In what seemed intended as a display of technological advance, Iran said on Wednesday that it had fired a rocket into space carrying living organisms — a rat, two turtles and worms, according to the state-run Press TV.

PARIS — In what seemed intended as a display of technological advance, Iran said on Wednesday that it had fired a rocket into space carrying living organisms — a rat, two turtles and worms, according to the state-run Press TV.

The test involved a rocket described as the Kavoshgar-3, which is capable of carrying satellites. Iran’s missile program has prompted worries among Western analysts that it is working on a weapons delivery system with broad regional consequences. In December, Iran said it test-fired an improved version of its most advanced missile, the Sejil-2, capable of reaching Israel and parts of Europe.

The Wednesday launching came a day after the Iranian president, Mahmoud Ahmadinejad, suggested that his country would support an agreement to export low-enriched nuclear fuel, a deal put forth by the United States and other Western countries that seeks to head off a crisis over Iran’s nuclear program.

Mr. Ahmadinejad’s comments, which were reported by Press TV, appeared to contradict Iran’s rejection of the deal a few weeks ago, extending a series of ever-shifting public statements by Iran on the proposal. Diplomatic officials greeted Mr. Ahmadinejad’s remarks with skepticism.

Earlier, officials in Washington said the Obama administration was accelerating the deployment of new defenses against possible Iranian missile attacks in the Persian Gulf, placing special ships off the Iranian coast and antimissile systems in at least four Arab countries.

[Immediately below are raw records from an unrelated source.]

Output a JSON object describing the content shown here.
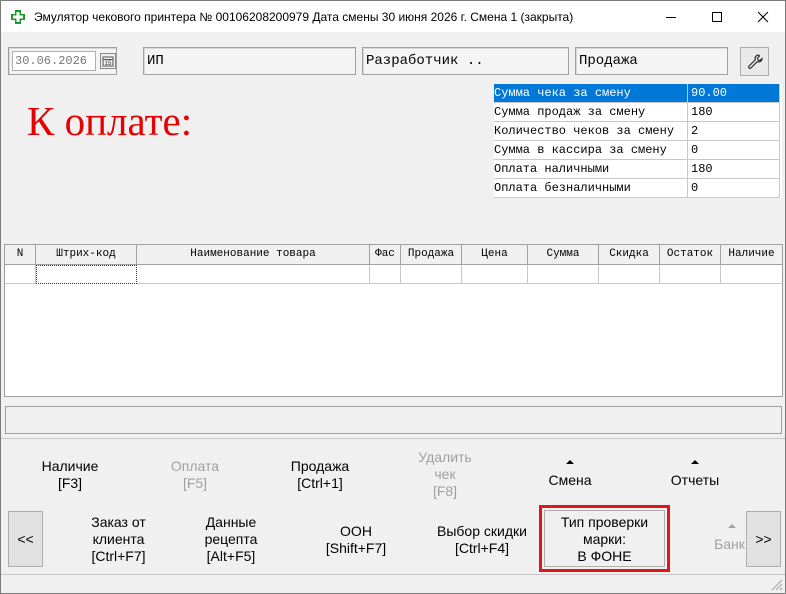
{
  "window": {
    "title": "Эмулятор чекового принтера № 00106208200979  Дата смены 30 июня 2026 г.   Смена 1 (закрыта)"
  },
  "fields": {
    "date": "30.06.2026",
    "org": "ИП",
    "cashier": "Разработчик ..",
    "operation": "Продажа"
  },
  "payment_label": "К оплате:",
  "stats": [
    {
      "name": "Сумма чека за смену",
      "value": "90.00",
      "selected": true
    },
    {
      "name": "Сумма продаж за смену",
      "value": "180",
      "selected": false
    },
    {
      "name": "Количество чеков за смену",
      "value": "2",
      "selected": false
    },
    {
      "name": "Сумма в кассира за смену",
      "value": "0",
      "selected": false
    },
    {
      "name": "Оплата наличными",
      "value": "180",
      "selected": false
    },
    {
      "name": "Оплата безналичными",
      "value": "0",
      "selected": false
    }
  ],
  "grid": {
    "columns": [
      "N",
      "Штрих-код",
      "Наименование товара",
      "Фас",
      "Продажа",
      "Цена",
      "Сумма",
      "Скидка",
      "Остаток",
      "Наличие"
    ]
  },
  "buttons_row1": {
    "cash": {
      "line1": "Наличие",
      "line2": "[F3]"
    },
    "payment": {
      "line1": "Оплата",
      "line2": "[F5]"
    },
    "sale": {
      "line1": "Продажа",
      "line2": "[Ctrl+1]"
    },
    "delete_check": {
      "line1": "Удалить",
      "line2": "чек",
      "line3": "[F8]"
    },
    "shift": {
      "line1": "Смена"
    },
    "reports": {
      "line1": "Отчеты"
    }
  },
  "buttons_row2": {
    "prev": "<<",
    "order": {
      "line1": "Заказ от",
      "line2": "клиента",
      "line3": "[Ctrl+F7]"
    },
    "recipe": {
      "line1": "Данные",
      "line2": "рецепта",
      "line3": "[Alt+F5]"
    },
    "oon": {
      "line1": "ООН",
      "line2": "[Shift+F7]"
    },
    "discount": {
      "line1": "Выбор скидки",
      "line2": "[Ctrl+F4]"
    },
    "check_type": {
      "line1": "Тип проверки",
      "line2": "марки:",
      "line3": "В ФОНЕ"
    },
    "bank": {
      "line1": "Банк"
    },
    "next": ">>"
  },
  "colors": {
    "accent": "#0078d7",
    "payment_label": "#e60000",
    "highlight_border": "#e0161b"
  }
}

Press TV said Wednesday that the Kavoshgar, or Explorer, was the third of its type to be launched since February 2008 and was carrying an experimental capsule to transfer telemetric data, live pictures and other information to Earth. The model launched Wednesday was described as an updated version of the earlier rockets.

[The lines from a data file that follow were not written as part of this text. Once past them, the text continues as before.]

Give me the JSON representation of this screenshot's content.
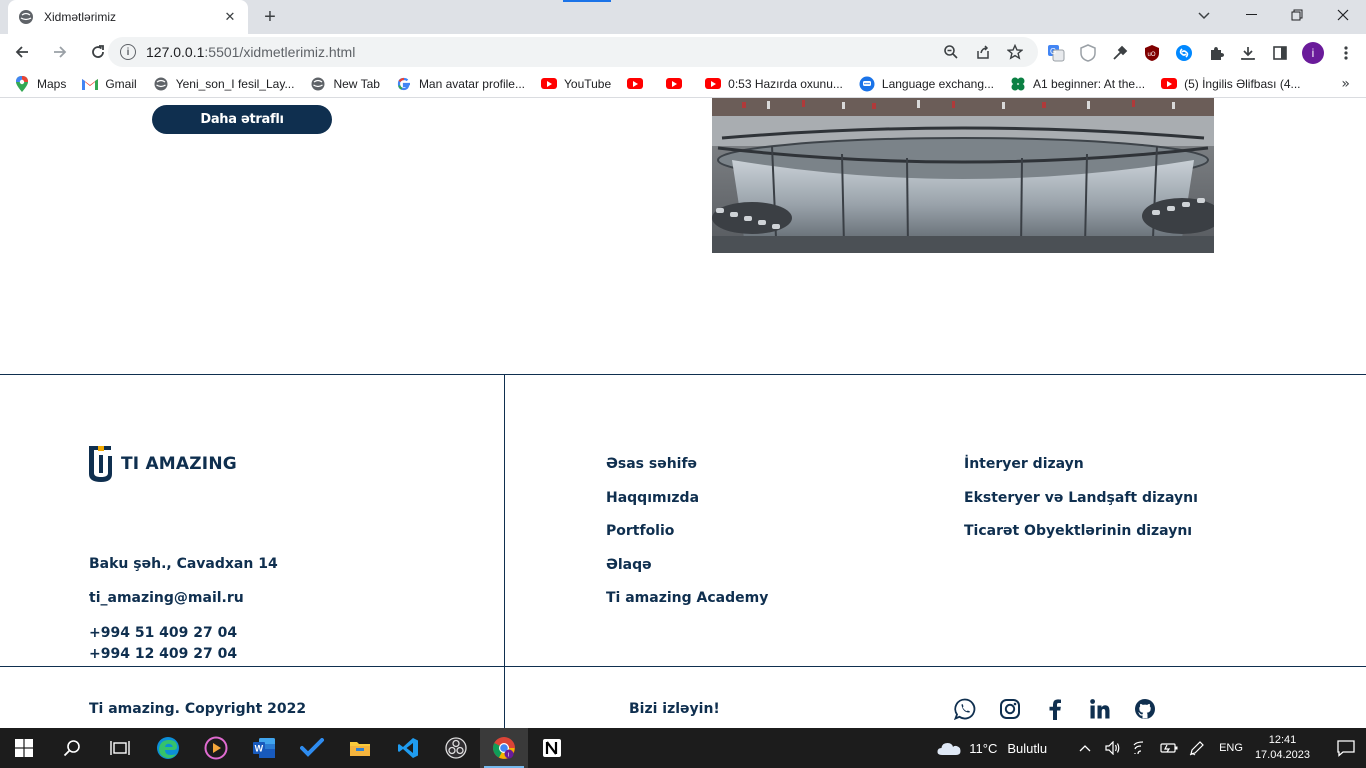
{
  "browser": {
    "tab_title": "Xidmətlərimiz",
    "url_host": "127.0.0.1",
    "url_rest": ":5501/xidmetlerimiz.html",
    "profile_initial": "i",
    "bookmarks": [
      {
        "label": "Maps",
        "icon": "maps-pin-icon"
      },
      {
        "label": "Gmail",
        "icon": "gmail-icon"
      },
      {
        "label": "Yeni_son_I fesil_Lay...",
        "icon": "globe-icon"
      },
      {
        "label": "New Tab",
        "icon": "globe-icon"
      },
      {
        "label": "Man avatar profile...",
        "icon": "google-icon"
      },
      {
        "label": "YouTube",
        "icon": "youtube-icon"
      },
      {
        "label": "",
        "icon": "youtube-icon"
      },
      {
        "label": "",
        "icon": "youtube-icon"
      },
      {
        "label": "0:53 Hazırda oxunu...",
        "icon": "youtube-icon"
      },
      {
        "label": "Language exchang...",
        "icon": "chat-icon"
      },
      {
        "label": "A1 beginner: At the...",
        "icon": "clover-icon"
      },
      {
        "label": "(5) İngilis Əlifbası (4...",
        "icon": "youtube-icon"
      }
    ]
  },
  "page": {
    "more_button": "Daha ətraflı",
    "footer": {
      "logo_text": "TI AMAZING",
      "address": "Baku şəh., Cavadxan 14",
      "email": "ti_amazing@mail.ru",
      "phone1": "+994 51 409 27 04",
      "phone2": "+994 12 409 27 04",
      "nav_main": [
        "Əsas səhifə",
        "Haqqımızda",
        "Portfolio",
        "Əlaqə",
        "Ti amazing Academy"
      ],
      "nav_services": [
        "İnteryer dizayn",
        "Eksteryer və Landşaft dizaynı",
        "Ticarət Obyektlərinin dizaynı"
      ],
      "copyright": "Ti amazing. Copyright 2022",
      "follow_label": "Bizi izləyin!",
      "socials": [
        "whatsapp-icon",
        "instagram-icon",
        "facebook-icon",
        "linkedin-icon",
        "github-icon"
      ]
    },
    "colors": {
      "brand": "#0f2f4f",
      "accent": "#f2a900"
    }
  },
  "taskbar": {
    "weather_temp": "11°C",
    "weather_text": "Bulutlu",
    "language": "ENG",
    "time": "12:41",
    "date": "17.04.2023"
  }
}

State television broadcast what it said were images of the Kavoshgar-3 hurtling from a desert launching pad, leaving a thick vapor trail. Before the launching, officials were shown putting what looked like living organisms inside a capsule placed in the rocket.

The Iranian Aerospace Organization said live video transmission from the latest launching would “enable further studies on the biological capsule” that was carrying the rat, turtles and worms, Press TV reported.

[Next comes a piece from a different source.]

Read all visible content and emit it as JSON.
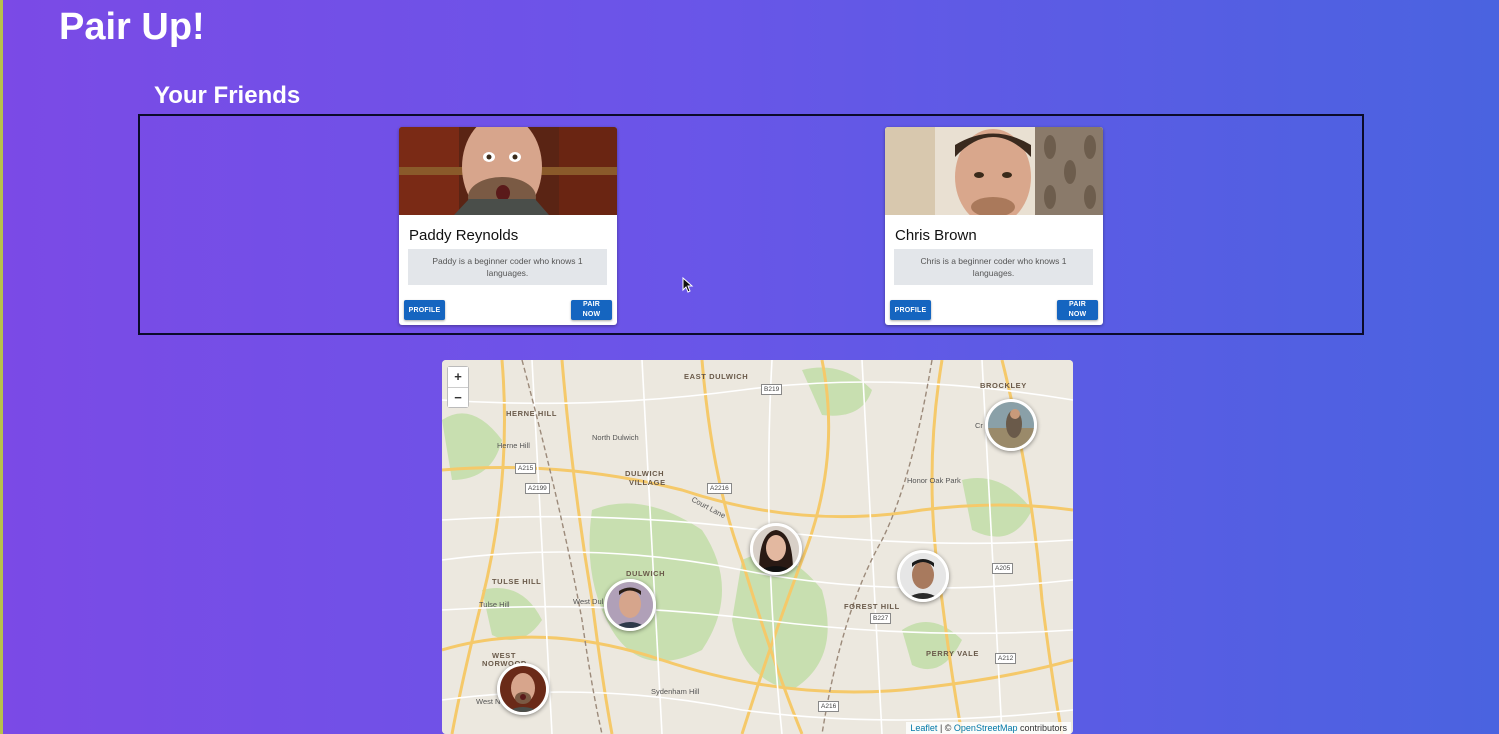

Also on Wednesday, Iran unveiled another satellite carrier, Simorgh-3, and three new domestically built satellites.

After months of unsuccessful diplomatic overtures, the Obama administration is seeking broad international support for sanctions against the Iranian Revolutionary Guards Corps, which Western nations say controls a covert nuclear arms program. Tehran says its nuclear program is for peaceful purposes only.

President Obama, in his State of the Union address, warned of “consequences” if Iran continued to defy United Nations demands to stop manufacturing nuclear fuel. Last Friday, Secretary of State Hillary Rodham Clinton publicly warned China that its opposition to sanctions against Iran was shortsighted.

 

 



http://www.nytimes.com/2010/02/04/world/middleeast/04iran.html